Ground troops are absolutely central to any success and their absence one of the reasons we rejected military action. The Prime Minister will need to provide more evidence of this assertion. One commentator has already asked whether “70,000 troops is the new 45 minutes” (with reference to Tony Blair’s claims about WMD before the Iraq war). I hope not.

Over and above that key element the Prime Minister also failed to set out the case for war in other regards such as legality where there is a clear question mark. Furthermore is the military necessity of UK involvement. So far 13 coalition partners have carried out over 2,500 sorties against Daesh targets in Syria. There is little evidence that any UK action would have anything other than a very “marginal effect” with the Prime Minister’s claims over the missile Brimstone being dismissed not least because the Saudis are already said to be deploying the technology in Syria.

There is also a very substantial point concerning the development of a long term peace strategy that is ultimately the best way to destroy Daesh. Progress in Vienna is welcome but there is a long way to go.

There is more to this conflict than adding the UK’s eight planes to the crowded skies above Syria. The UK could lead in key areas such as disrupting Daesh’s finances and its ability to spread its poisonous propaganda through social media. Our witnesses also argued that since the UK “hasn’t prejudiced its position” in Syria any military action could reduce its diplomatic capacity to create a route to a solution.

No one questions the need to tackle Daesh and it is right that we debate the best means of ending their murderous tyranny. The Prime Minister has not made the case for war and is missing an opportunity to show leadership in helping bring the conflict to an end.

The Foreign Affairs Committee rightly set the bar high for military action. It is a pity that the Prime Minister has failed to respond adequately to that case.
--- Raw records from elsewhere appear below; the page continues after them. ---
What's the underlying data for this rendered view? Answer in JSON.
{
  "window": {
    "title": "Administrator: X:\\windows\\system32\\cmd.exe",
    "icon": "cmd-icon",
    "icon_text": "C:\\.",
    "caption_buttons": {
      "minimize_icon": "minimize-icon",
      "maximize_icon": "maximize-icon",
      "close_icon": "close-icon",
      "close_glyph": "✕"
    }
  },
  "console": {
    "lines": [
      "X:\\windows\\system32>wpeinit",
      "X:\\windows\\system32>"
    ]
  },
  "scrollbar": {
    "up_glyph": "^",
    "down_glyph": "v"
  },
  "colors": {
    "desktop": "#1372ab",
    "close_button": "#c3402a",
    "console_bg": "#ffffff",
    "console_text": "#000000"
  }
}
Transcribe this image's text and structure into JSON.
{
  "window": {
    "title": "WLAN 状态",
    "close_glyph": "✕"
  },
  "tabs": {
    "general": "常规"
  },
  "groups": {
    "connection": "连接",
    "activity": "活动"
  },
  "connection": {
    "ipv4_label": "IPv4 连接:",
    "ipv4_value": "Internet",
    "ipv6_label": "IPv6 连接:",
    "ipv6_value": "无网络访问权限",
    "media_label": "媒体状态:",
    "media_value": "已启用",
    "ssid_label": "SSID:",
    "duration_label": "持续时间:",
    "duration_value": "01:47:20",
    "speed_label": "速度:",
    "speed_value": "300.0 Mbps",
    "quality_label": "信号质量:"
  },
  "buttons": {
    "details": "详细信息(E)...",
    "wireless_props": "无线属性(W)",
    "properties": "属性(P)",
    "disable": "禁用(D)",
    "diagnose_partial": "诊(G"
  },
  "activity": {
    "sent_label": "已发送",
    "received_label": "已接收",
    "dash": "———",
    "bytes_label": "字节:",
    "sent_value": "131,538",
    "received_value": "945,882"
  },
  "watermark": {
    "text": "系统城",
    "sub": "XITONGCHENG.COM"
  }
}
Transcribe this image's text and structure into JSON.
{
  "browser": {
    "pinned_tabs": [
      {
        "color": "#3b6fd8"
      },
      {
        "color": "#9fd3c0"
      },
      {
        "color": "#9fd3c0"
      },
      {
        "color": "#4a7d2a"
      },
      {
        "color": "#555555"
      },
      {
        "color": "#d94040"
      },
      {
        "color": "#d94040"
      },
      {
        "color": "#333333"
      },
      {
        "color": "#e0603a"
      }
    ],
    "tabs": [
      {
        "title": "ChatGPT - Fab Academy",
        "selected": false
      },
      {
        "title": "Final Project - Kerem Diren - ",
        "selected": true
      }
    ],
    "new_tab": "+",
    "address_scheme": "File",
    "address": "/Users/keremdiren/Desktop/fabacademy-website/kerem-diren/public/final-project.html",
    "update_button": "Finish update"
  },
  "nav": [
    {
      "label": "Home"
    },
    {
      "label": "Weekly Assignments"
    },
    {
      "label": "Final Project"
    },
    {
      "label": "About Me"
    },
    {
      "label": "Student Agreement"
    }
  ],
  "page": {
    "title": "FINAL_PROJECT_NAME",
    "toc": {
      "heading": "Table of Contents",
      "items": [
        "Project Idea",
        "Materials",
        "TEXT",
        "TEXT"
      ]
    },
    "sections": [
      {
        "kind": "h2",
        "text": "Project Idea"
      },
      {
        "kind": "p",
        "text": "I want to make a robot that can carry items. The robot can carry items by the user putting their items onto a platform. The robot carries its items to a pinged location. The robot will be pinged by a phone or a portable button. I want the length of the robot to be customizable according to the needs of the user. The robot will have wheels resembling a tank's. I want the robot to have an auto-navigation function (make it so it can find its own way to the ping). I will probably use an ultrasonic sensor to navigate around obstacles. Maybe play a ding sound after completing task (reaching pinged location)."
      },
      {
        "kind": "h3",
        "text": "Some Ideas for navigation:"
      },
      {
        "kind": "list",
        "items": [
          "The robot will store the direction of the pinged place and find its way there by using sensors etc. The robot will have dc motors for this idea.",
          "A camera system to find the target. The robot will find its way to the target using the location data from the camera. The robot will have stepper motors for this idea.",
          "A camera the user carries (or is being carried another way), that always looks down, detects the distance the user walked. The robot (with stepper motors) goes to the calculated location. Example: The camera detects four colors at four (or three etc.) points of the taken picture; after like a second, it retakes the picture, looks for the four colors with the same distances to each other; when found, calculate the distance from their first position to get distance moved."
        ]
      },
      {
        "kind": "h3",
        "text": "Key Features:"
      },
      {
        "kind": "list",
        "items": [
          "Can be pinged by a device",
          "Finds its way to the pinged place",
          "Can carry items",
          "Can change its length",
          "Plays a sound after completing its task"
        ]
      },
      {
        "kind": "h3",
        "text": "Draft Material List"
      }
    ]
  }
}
Stephen Gethins is the SNP’s member of the Foreign Affairs Committee and MP for North East Fife